Website and app data records
++++++++++

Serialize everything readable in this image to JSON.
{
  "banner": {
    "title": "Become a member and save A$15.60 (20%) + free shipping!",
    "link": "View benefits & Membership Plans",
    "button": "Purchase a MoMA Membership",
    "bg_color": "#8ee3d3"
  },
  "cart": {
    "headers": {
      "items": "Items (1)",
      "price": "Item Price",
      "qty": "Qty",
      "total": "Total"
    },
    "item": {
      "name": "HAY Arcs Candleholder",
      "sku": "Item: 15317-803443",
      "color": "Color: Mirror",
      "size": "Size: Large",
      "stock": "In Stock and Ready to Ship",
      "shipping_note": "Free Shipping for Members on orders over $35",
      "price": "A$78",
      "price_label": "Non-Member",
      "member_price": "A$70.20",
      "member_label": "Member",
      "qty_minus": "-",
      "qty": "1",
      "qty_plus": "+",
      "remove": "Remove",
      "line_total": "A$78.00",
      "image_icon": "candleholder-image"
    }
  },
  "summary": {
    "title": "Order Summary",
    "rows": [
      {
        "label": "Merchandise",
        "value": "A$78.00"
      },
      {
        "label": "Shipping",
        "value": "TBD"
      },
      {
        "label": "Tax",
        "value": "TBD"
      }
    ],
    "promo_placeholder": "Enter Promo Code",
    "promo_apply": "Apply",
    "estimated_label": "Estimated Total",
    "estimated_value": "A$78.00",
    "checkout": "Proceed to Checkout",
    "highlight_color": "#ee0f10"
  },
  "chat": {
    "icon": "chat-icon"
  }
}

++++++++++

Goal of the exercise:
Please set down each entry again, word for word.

Solution to the problem:
Serialize everything readable in this image to JSON.
{
  "banner": {
    "title": "Become a member and save A$15.60 (20%) + free shipping!",
    "link": "View benefits & Membership Plans",
    "button": "Purchase a MoMA Membership",
    "bg_color": "#8ee3d3"
  },
  "cart": {
    "headers": {
      "items": "Items (1)",
      "price": "Item Price",
      "qty": "Qty",
      "total": "Total"
    },
    "item": {
      "name": "HAY Arcs Candleholder",
      "sku": "Item: 15317-803443",
      "color": "Color: Mirror",
      "size": "Size: Large",
      "stock": "In Stock and Ready to Ship",
      "shipping_note": "Free Shipping for Members on orders over $35",
      "price": "A$78",
      "price_label": "Non-Member",
      "member_price": "A$70.20",
      "member_label": "Member",
      "qty_minus": "-",
      "qty": "1",
      "qty_plus": "+",
      "remove": "Remove",
      "line_total": "A$78.00",
      "image_icon": "candleholder-image"
    }
  },
  "summary": {
    "title": "Order Summary",
    "rows": [
      {
        "label": "Merchandise",
        "value": "A$78.00"
      },
      {
        "label": "Shipping",
        "value": "TBD"
      },
      {
        "label": "Tax",
        "value": "TBD"
      }
    ],
    "promo_placeholder": "Enter Promo Code",
    "promo_apply": "Apply",
    "estimated_label": "Estimated Total",
    "estimated_value": "A$78.00",
    "checkout": "Proceed to Checkout",
    "highlight_color": "#ee0f10"
  },
  "chat": {
    "icon": "chat-icon"
  }
}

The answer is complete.